Now, the funds industry will always have its detractors and whilst some of the criticism is entirely fair, hedge and private equity funds play a vital role in the global economy, especially by providing liquidity in times of undoubted financial hardship. When you throw in the incredible role venture capitalists have with sponsoring the latest and greatest start-up and emerging businesses, I can hold my head up high at most dinner tables and talk proudly about the role we play. Amusingly, the huge popularity of the show “Billions” has helped enormously on this front as well, as the wider world now seems absolutely fascinated about how this industry works. Whilst of course I’d like to think they ask me about it because they see echoes of Bobby, Wags or Taylor in my personality, we all know that they see me as his weasel-like lawyer, Orrin Bach, but I’ll still take that. It’s better than Lionel Hutz from the Simpsons.
But the offshore part of my life has always been something a number of people have struggled with and whilst I have constantly defended and explained everything I do, the prejudice that international finance centres face from such a wide variety of sources means that it is virtually impossible to fight the unfair and almost always entirely inaccurate rhetoric. The fact that most people have also watched or read “The Firm” also doesn’t help; damn you Grisham, Cruise and Hackman.
But finally the place I have called home for almost ten years now is fighting back. Fresh on the back of bringing in McKinsey in 2014 to facilitate a study on our financial services industry, the government through its marketing arm, BVI Finance, commissioned the group Capital Economics in 2016 to truly delve deep into the role that the BVI plays in the global financial industry and allow a highly credible third party to finally tell our story for us. And finally it is here. I am not expecting many to read the full report that has just been published (it is over 130 pages long and includes so many facts and figures that it begins to melt the brain a little, notwithstanding the very pretty pie charts), but BVI Finance has also pulled together a fantastic website that neatly sets out the key messages and summarises what all of us on this rock knew already, but finally the outside world might begin to understand.
Even better than that, the younger generation can also sit down and watch this fantastic three minute video (whilst tweeting, snap-chatting or instagramming of course) in which pictures and words seem to come together in a moving form. Modern technology today, eh?

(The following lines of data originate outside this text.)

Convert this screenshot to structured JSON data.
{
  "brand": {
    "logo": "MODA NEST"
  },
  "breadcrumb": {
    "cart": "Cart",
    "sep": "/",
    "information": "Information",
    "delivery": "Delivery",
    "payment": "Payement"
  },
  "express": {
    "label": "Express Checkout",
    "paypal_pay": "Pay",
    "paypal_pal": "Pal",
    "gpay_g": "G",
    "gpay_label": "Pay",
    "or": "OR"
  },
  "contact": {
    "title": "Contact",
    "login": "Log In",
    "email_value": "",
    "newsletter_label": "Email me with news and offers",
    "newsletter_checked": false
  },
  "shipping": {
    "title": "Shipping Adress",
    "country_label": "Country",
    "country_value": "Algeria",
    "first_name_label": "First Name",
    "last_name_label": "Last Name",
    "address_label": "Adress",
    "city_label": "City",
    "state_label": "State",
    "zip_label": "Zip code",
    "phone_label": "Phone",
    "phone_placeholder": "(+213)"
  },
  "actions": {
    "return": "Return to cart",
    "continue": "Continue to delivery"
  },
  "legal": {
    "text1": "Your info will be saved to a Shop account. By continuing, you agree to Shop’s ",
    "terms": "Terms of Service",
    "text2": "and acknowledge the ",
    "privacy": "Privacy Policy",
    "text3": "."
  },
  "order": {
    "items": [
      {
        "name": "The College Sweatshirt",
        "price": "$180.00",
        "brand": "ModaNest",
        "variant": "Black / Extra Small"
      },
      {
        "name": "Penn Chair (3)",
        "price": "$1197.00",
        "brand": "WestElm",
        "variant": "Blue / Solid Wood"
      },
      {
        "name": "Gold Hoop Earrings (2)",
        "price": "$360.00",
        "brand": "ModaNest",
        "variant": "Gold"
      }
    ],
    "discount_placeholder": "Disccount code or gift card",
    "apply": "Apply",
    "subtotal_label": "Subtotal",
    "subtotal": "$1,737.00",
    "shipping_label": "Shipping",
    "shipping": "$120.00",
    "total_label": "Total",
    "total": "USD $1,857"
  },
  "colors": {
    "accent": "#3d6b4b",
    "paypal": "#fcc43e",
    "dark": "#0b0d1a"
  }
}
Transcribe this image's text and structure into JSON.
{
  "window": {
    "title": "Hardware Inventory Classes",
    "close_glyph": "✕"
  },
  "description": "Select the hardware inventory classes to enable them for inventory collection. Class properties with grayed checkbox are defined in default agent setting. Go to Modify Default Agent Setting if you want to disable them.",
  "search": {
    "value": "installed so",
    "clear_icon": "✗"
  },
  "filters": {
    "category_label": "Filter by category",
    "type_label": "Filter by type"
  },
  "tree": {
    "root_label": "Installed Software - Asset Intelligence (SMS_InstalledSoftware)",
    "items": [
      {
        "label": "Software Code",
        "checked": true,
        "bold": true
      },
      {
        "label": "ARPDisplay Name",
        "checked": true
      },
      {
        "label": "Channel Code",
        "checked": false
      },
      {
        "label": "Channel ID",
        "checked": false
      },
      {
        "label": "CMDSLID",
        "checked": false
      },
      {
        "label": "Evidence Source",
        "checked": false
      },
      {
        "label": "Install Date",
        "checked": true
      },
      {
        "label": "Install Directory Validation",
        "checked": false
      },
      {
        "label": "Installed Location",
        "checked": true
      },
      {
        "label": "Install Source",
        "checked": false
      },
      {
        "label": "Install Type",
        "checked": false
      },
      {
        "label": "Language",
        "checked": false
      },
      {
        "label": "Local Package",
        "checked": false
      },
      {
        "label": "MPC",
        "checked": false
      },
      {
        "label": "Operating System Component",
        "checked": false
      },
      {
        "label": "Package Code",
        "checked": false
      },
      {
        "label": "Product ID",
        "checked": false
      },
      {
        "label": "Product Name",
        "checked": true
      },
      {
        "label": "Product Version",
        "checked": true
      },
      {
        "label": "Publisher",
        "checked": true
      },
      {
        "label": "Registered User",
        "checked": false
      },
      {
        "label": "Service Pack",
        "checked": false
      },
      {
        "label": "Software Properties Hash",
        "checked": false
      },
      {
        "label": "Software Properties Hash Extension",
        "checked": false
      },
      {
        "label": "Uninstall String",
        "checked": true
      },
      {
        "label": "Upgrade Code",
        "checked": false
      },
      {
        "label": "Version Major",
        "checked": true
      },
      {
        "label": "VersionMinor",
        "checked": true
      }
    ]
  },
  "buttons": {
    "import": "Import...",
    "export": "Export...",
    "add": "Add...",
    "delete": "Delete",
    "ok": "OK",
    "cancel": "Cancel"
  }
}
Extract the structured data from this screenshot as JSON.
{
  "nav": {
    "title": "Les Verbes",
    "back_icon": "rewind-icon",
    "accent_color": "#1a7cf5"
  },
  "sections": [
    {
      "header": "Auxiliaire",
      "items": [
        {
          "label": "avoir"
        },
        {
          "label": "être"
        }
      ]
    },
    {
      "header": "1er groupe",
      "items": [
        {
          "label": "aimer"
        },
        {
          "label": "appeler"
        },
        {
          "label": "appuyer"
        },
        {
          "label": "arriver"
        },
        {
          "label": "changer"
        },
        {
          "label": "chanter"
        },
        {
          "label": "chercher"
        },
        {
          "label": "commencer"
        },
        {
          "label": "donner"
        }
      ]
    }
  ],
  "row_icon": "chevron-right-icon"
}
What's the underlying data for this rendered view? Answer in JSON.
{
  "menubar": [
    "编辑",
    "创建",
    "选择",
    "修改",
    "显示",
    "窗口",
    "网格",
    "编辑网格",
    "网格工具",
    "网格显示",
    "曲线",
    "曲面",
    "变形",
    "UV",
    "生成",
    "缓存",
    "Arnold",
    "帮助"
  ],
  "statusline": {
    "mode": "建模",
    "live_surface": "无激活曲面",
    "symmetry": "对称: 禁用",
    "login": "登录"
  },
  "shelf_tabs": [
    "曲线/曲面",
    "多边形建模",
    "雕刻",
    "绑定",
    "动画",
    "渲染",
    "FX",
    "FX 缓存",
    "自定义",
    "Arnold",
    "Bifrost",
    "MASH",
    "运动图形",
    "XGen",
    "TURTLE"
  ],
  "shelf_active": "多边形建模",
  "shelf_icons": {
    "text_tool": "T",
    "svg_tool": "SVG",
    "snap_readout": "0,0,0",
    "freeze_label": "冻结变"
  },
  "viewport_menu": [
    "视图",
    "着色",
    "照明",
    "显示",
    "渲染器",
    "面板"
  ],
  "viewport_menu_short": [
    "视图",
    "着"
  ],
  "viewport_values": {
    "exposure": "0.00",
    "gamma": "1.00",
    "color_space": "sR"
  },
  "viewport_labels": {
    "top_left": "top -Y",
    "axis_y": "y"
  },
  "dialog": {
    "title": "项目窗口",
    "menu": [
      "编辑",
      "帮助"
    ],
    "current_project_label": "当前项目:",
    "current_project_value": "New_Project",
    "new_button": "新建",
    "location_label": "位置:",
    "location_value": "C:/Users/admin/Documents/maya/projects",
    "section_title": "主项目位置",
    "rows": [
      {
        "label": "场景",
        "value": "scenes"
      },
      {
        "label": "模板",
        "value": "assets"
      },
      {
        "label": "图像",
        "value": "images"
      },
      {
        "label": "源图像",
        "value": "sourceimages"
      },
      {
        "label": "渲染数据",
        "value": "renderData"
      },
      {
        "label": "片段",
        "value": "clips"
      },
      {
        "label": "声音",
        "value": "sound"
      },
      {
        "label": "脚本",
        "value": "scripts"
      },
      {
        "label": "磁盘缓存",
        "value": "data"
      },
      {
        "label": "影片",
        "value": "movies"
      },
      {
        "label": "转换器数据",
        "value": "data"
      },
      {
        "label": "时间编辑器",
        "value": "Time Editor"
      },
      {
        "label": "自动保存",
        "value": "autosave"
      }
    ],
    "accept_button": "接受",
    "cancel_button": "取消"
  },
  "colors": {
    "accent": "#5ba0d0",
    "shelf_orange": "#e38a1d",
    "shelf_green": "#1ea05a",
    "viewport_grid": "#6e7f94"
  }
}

If you do get a chance, please do give it a watch and we’d love to hear your thoughts on the messages that come out of it. We genuinely believe this might be the start of a far fairer and more balanced dialogue about the role international financial centres, such as the BVI and the Cayman Islands, play in the global market.
As a side note to the overall impact of the report, it was also great to see Capital Economics estimate that collectively funds domiciled in the British Virgin Islands have approximately US$250billion under management. We of course remain extremely proud to assist a large number of those managers on a very regular basis.
So, finally this sheep is getting invited along to family gatherings again; they may even start talking to me soon. Baaaaaaaa.